Joined by several community leaders, Mayor Jenny Durkan and Seattle Police Chief Carmen Best addressed two weekendshootings that claimed the life of a 19-year-old Black teen and wounded two others in the Capitol Hill Organized Protest (CHOP).
In the June 22 press conference, Durkan and Best committed to working with different Black-led community organizations, including Community Passageways and Not This Time. Durkan said that she will be introducing a 2020 budget rebalancing plan that will make a point to invest in the Black community, in order to enhance public safety. In the name of both equity and public safety, Durkan also committed $5 million for mentoring and summer learning for Black youth.
She also said that police officers responded to almost 17,000 emergency calls within the last nine months, and that her budget process will examine the police budget.

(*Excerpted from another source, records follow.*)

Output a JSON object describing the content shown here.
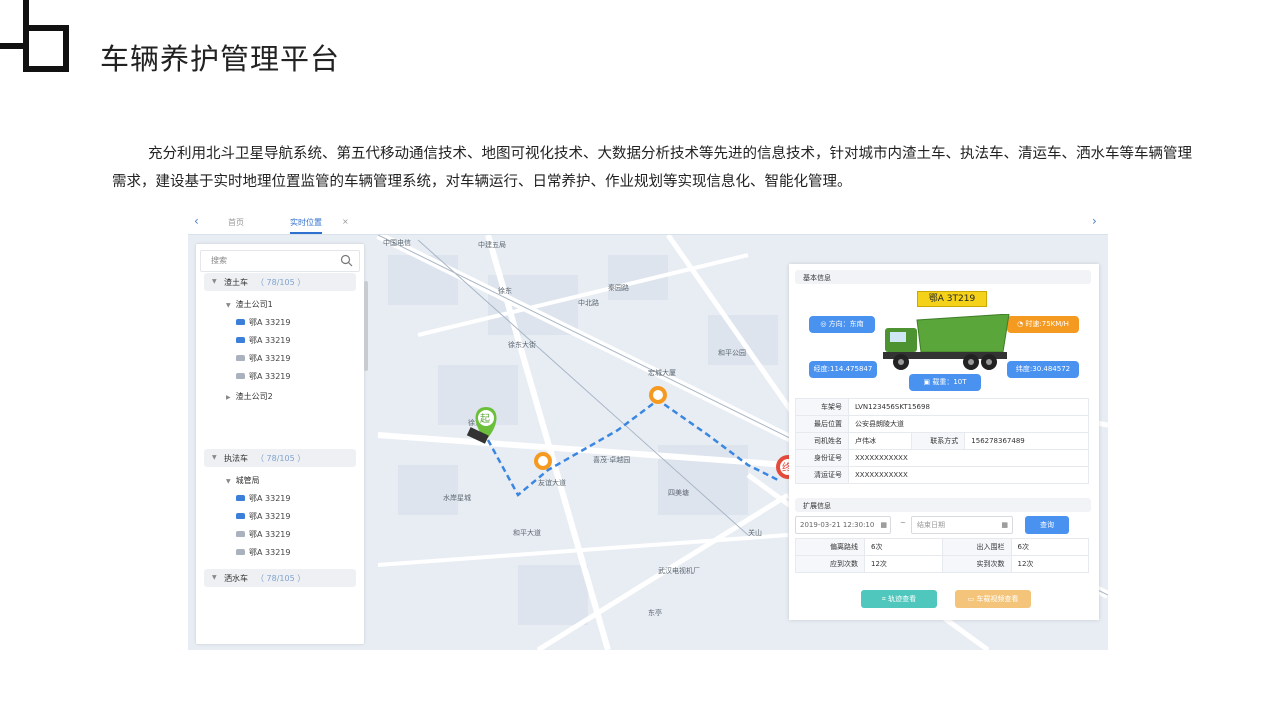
{
  "page": {
    "title": "车辆养护管理平台",
    "description": "充分利用北斗卫星导航系统、第五代移动通信技术、地图可视化技术、大数据分析技术等先进的信息技术，针对城市内渣土车、执法车、清运车、洒水车等车辆管理需求，建设基于实时地理位置监管的车辆管理系统，对车辆运行、日常养护、作业规划等实现信息化、智能化管理。"
  },
  "screenshot": {
    "nav": {
      "back": "‹",
      "forward": "›"
    },
    "tabs": [
      {
        "label": "首页"
      },
      {
        "label": "实时位置",
        "close": "×"
      }
    ],
    "map": {
      "labels": [
        "中国电信",
        "中建五局",
        "徐东",
        "徐东大街",
        "秦园路",
        "友谊大道",
        "水岸星城",
        "喜茂·卓越园",
        "和平大道",
        "东亭",
        "武汉电视机厂",
        "中北路",
        "宏城大厦",
        "四美塘",
        "和平公园",
        "徐东村",
        "关山"
      ],
      "start_marker": "起",
      "end_marker": "终"
    },
    "sidebar": {
      "search_placeholder": "搜索",
      "groups": [
        {
          "label": "渣土车",
          "count": "（ 78/105 ）",
          "companies": [
            {
              "label": "渣土公司1",
              "vehicles": [
                "鄂A 33219",
                "鄂A 33219",
                "鄂A 33219",
                "鄂A 33219"
              ]
            },
            {
              "label": "渣土公司2"
            }
          ]
        },
        {
          "label": "执法车",
          "count": "（ 78/105 ）",
          "companies": [
            {
              "label": "城管局",
              "vehicles": [
                "鄂A 33219",
                "鄂A 33219",
                "鄂A 33219",
                "鄂A 33219"
              ]
            }
          ]
        },
        {
          "label": "洒水车",
          "count": "（ 78/105 ）"
        }
      ]
    },
    "panel": {
      "basic_title": "基本信息",
      "plate": "鄂A 3T219",
      "direction": "方向：东南",
      "speed": "时速:75KM/H",
      "longitude": "经度:114.475847",
      "latitude": "纬度:30.484572",
      "load": "载重：10T",
      "info_rows": [
        {
          "key": "车架号",
          "value": "LVN123456SKT15698"
        },
        {
          "key": "最后位置",
          "value": "公安县朗陵大道"
        },
        {
          "key": "司机姓名",
          "value": "卢伟冰",
          "key2": "联系方式",
          "value2": "15627836748​9"
        },
        {
          "key": "身份证号",
          "value": "XXXXXXXXXXX"
        },
        {
          "key": "清运证号",
          "value": "XXXXXXXXXXX"
        }
      ],
      "ext_title": "扩展信息",
      "start_date": "2019-03-21 12:30:10",
      "date_sep": "~",
      "end_placeholder": "结束日期",
      "query_label": "查询",
      "stats": [
        {
          "k1": "偏离路线",
          "v1": "6次",
          "k2": "出入围栏",
          "v2": "6次"
        },
        {
          "k1": "应到次数",
          "v1": "12次",
          "k2": "实到次数",
          "v2": "12次"
        }
      ],
      "track_label": "轨迹查看",
      "video_label": "车载视频查看"
    },
    "colors": {
      "accent": "#4a92f0",
      "orange": "#f59a21",
      "teal": "#4fc7bd",
      "plate": "#f5d21a",
      "truck": "#5aa63a"
    }
  }
}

She said that police only respond “because the other systems in society have failed,” and that what the city needs is for certain services, like mental health workers or community-based workers, to be available to respond to some emergency calls.

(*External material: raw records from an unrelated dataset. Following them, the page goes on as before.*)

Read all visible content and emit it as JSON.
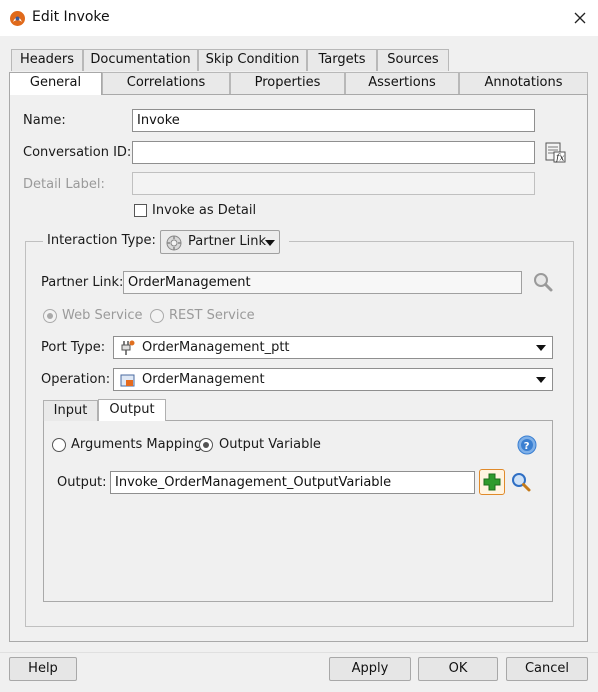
{
  "window": {
    "title": "Edit Invoke",
    "close_icon": "close-icon"
  },
  "tabs_row1": [
    "Headers",
    "Documentation",
    "Skip Condition",
    "Targets",
    "Sources"
  ],
  "tabs_row2": [
    "General",
    "Correlations",
    "Properties",
    "Assertions",
    "Annotations"
  ],
  "general": {
    "name_label": "Name:",
    "name_value": "Invoke",
    "conversation_label": "Conversation ID:",
    "conversation_value": "",
    "detail_label": "Detail Label:",
    "detail_value": "",
    "invoke_as_detail": "Invoke as Detail",
    "invoke_as_detail_checked": false,
    "interaction_type_label": "Interaction Type:",
    "interaction_type_value": "Partner Link",
    "partner_link_label": "Partner Link:",
    "partner_link_value": "OrderManagement",
    "web_service": "Web Service",
    "rest_service": "REST Service",
    "port_type_label": "Port Type:",
    "port_type_value": "OrderManagement_ptt",
    "operation_label": "Operation:",
    "operation_value": "OrderManagement",
    "io_tabs": [
      "Input",
      "Output"
    ],
    "arguments_mapping": "Arguments Mapping",
    "output_variable": "Output Variable",
    "output_label": "Output:",
    "output_value": "Invoke_OrderManagement_OutputVariable"
  },
  "footer": {
    "help": "Help",
    "apply": "Apply",
    "ok": "OK",
    "cancel": "Cancel"
  },
  "colors": {
    "accent": "#2f6fc4",
    "add_green": "#2e9b2e",
    "help_blue": "#3a7fd1"
  }
}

A young woman was reported to have almost lost her life in last night’s protests on Capitol Hill after Seattle Police Department (SPD) officers allegedly threw several flash bangs into the volunteer medic tent in which she was being treated for a chest injury from “a police projectile” — delaying treatment by attendant volunteer medics, according to one of the street medics who said they had been attending her.
The Emerald and other media organizations received a letter signed by more than 20 different local representatives calling on both Chief Carmen Best and Mayor Jenny Durkan to “take urgent and sustained action to de-escalate the police tactics used in daily protests.”
The Emerald was able to verify the authenticity of this letter, as it came from Rep. Nicole Macri (D-43rd). The letter is reprinted in its entirety below.
UPDATE: According to an Instagram post by The Stranger, the Seattle Police Department told The Seattle Times’ Lewis Kamb that it did not use tear gas against protestors Saturday night. SPD said that its officers used pepper spray, or OC gas. The Emerald has created a new story with an accordingly updated headline.
However, according to a Timesstory published June 5, health experts still worry that use-of-force tools like pepper spray that act as respiratory irritants can contribute to the spread of the novel coronavirus, because they could cause people to spit or cough, releasing virus-containing droplets.